  1. These authors contributed equally to this work.

    • Pau Carazo &
    • Cedric K. W. Tan

Affiliations

  1. Edward Grey Institute, Department of Zoology, University of Oxford, Oxford OX1 3PS, UK

    • Pau Carazo,
    • Cedric K. W. Tan,
    • Felicity Allen,
    • Stuart Wigby &
    • Tommaso Pizzari

Contributions

Experiment 1 was designed by P.C., S.W. and T.P., conducted by P.C. and F.A., and analysed by P.C. Experiment 2 was designed by P.C., C.K.W.T., S.W. and T.P., and conducted and analysed by P.C. Experiment 3 was designed and conducted by S.W. and P.C., and analysed by P.C. Experiment 4 was designed by C.K.W.T., T.P. and S.W., and conducted and analysed by C.K.W.T. The article was conceived and written by T.P. with input from P.C., C.K.W.T. and S.W.
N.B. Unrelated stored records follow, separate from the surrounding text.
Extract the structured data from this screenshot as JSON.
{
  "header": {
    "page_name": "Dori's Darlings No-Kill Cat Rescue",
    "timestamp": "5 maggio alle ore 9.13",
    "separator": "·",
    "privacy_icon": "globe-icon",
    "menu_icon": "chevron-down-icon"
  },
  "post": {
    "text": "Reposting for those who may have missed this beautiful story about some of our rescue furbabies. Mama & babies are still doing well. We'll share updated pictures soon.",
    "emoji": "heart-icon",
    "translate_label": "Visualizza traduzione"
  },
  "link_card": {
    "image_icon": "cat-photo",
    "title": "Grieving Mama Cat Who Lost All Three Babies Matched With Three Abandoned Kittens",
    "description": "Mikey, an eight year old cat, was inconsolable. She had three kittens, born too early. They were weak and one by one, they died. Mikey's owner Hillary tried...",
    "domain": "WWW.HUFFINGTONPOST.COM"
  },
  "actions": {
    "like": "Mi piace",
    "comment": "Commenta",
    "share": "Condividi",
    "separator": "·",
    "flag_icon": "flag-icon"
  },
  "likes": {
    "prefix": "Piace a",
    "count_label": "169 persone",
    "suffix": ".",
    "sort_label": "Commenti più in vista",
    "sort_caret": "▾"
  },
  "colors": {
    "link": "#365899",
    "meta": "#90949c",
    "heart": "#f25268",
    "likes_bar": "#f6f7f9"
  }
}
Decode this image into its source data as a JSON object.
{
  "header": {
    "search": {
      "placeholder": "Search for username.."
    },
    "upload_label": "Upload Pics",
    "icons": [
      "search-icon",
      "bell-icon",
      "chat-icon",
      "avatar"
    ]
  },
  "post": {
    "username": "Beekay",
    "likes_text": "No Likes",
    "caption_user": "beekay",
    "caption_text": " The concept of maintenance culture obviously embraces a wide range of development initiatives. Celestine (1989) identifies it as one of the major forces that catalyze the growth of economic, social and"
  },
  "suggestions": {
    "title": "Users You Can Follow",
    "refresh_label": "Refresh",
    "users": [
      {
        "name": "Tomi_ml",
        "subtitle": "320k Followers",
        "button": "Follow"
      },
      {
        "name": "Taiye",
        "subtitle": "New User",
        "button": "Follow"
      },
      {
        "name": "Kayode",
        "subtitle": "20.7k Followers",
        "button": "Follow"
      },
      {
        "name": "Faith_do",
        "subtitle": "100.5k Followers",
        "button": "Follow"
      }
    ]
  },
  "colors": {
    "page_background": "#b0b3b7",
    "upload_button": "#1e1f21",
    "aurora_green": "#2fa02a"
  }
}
Competing financial interests

The authors declare no competing financial interests.

Corresponding author

Correspondence to:

Data have been deposited in the Dryad Digital Repository at http://dx.doi.org/10.5061/dryad.9c7bq .

Author details

Extended data figures and tables

Extended Data Figures

  1. Extended Data Figure 1: (59 KB)

    a, Rate-sensitive estimates of individual female fitness (wind) over a gradient in population growth rates (r). Female fitness was estimated to be higher under high within-group male relatedness for values of r ranging from −0.1 to 0 (dark shaded area), a similar non-significant (0.05 < P<0.08) pattern was extended for r = −0.2 and r = 0.1 (light shaded area). b, The effect of within-group male relatedness on population fitness. The relative fitness cost of reducing within-group male relatedness at different population growth rates (r). The dashed line identifies relative fitness of 1, where reduction in within-group male relatedness has no fitness cost. Reducing within-group male relatedness is always costly over the range of population growth rates explored, but particularly so with smaller growth rates.

Extended Data Tables

  1. Extended Data Table 1: Female rate-insensitive fitness measures in experiment 2 (70 KB)
  2. Extended Data Table 2: Female post-mating responses in experiment 3 (58 KB)
  3. Extended Data Table 3: Summary of statistical tests in experiment 4 (140 KB)
  4. Extended Data Table 4: Effect of genotype of A male and genotype of B male on the response variable (74 KB)

Additional data